Editor’s Note: Abolhassan Banisadr was the first president of the Islamic Republic of Iran (1980-81). The following is a translation of an introduction to an interview he held with Rahmat-Qasem Begu, a reporter for Radio France Internationale, on Monday, 16 February 2009.
In Iran, debate about the manner in which the government is dealing with the Baha’i community and its followers gains a new intensity each day. For instance, Hojjatol-Islam Duri-Najafabadi, the nation’s prosecutor-general, wrote a letter to the Minister of Intelligence instructing him to combat the activities of this community.
In recent months, increased incarcerations, pressures on the Baha’is in addition to [possible] imprisonment, the status of their civil rights and of the citizenship rights of this community, have attracted the attention of national and international agencies concerned with human rights. Regarding the government’s reaction towards this community [i.e., Baha’is], which has several hundred thousand members, Hojjatol-Islam Dur-Najafabadi stated, “According to the constitution of the Islamic Republic, having a certain belief and conviction is free. However, it is illegal to state or proclaim it in any manner.”

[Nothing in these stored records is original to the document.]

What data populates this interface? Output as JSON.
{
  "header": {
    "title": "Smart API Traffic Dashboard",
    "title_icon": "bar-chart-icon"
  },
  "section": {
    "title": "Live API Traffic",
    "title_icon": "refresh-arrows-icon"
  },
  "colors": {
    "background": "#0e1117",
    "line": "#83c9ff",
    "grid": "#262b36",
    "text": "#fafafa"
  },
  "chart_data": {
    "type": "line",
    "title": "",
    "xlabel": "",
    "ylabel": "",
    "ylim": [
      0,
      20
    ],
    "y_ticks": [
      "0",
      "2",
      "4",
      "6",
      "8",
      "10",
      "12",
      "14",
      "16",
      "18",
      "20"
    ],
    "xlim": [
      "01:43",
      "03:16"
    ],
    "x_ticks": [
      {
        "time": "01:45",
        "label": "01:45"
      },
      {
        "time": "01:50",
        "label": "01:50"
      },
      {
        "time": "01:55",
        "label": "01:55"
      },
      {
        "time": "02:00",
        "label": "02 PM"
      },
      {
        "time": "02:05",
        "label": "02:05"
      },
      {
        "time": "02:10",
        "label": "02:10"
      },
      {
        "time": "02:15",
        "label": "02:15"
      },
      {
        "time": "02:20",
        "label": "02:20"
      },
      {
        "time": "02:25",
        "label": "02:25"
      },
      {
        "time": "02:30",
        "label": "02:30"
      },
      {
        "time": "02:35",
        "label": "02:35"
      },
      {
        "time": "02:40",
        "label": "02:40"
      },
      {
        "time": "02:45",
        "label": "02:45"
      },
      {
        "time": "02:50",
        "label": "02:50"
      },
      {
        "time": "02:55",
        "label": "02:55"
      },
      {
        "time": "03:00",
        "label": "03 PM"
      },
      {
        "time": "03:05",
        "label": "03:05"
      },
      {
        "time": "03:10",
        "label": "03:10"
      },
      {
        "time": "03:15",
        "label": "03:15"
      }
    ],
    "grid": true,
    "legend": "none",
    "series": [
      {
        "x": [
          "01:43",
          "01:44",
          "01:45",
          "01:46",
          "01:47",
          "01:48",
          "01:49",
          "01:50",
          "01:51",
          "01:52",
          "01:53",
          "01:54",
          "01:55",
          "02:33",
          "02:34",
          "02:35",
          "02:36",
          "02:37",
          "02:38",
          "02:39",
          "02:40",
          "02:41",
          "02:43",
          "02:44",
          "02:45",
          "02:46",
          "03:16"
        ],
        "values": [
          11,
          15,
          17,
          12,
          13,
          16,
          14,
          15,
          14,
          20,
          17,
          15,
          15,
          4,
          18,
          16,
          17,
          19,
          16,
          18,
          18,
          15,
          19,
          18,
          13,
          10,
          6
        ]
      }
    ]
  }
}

Abolhassan Banisadr, Iran’s first president, says, “When having any belief is free, how can expressing it be prohibited by law?”

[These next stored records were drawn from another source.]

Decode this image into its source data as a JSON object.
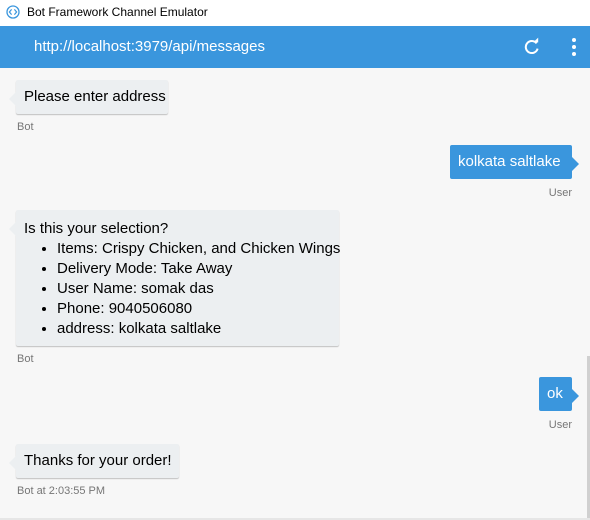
{
  "window": {
    "title": "Bot Framework Channel Emulator"
  },
  "address_bar": {
    "url": "http://localhost:3979/api/messages",
    "refresh_icon": "refresh-icon",
    "menu_icon": "more-vertical-icon"
  },
  "colors": {
    "accent": "#3a96dd",
    "bot_bubble": "#eceff1",
    "chat_background": "#f7f7f7",
    "meta_text": "#767676"
  },
  "messages": [
    {
      "from": "bot",
      "text": "Please enter address",
      "meta": "Bot"
    },
    {
      "from": "user",
      "text": "kolkata saltlake",
      "meta": "User"
    },
    {
      "from": "bot",
      "title": "Is this your selection?",
      "items": [
        "Items: Crispy Chicken, and Chicken Wings",
        "Delivery Mode: Take Away",
        "User Name: somak das",
        "Phone: 9040506080",
        "address: kolkata saltlake"
      ],
      "meta": "Bot"
    },
    {
      "from": "user",
      "text": "ok",
      "meta": "User"
    },
    {
      "from": "bot",
      "text": "Thanks for your order!",
      "meta": "Bot at 2:03:55 PM"
    }
  ]
}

[Listen to the entire interview at: http://www.rfi.fr/actufa/articles/110/article_5377.asp. Translation by Iran Press Watch.]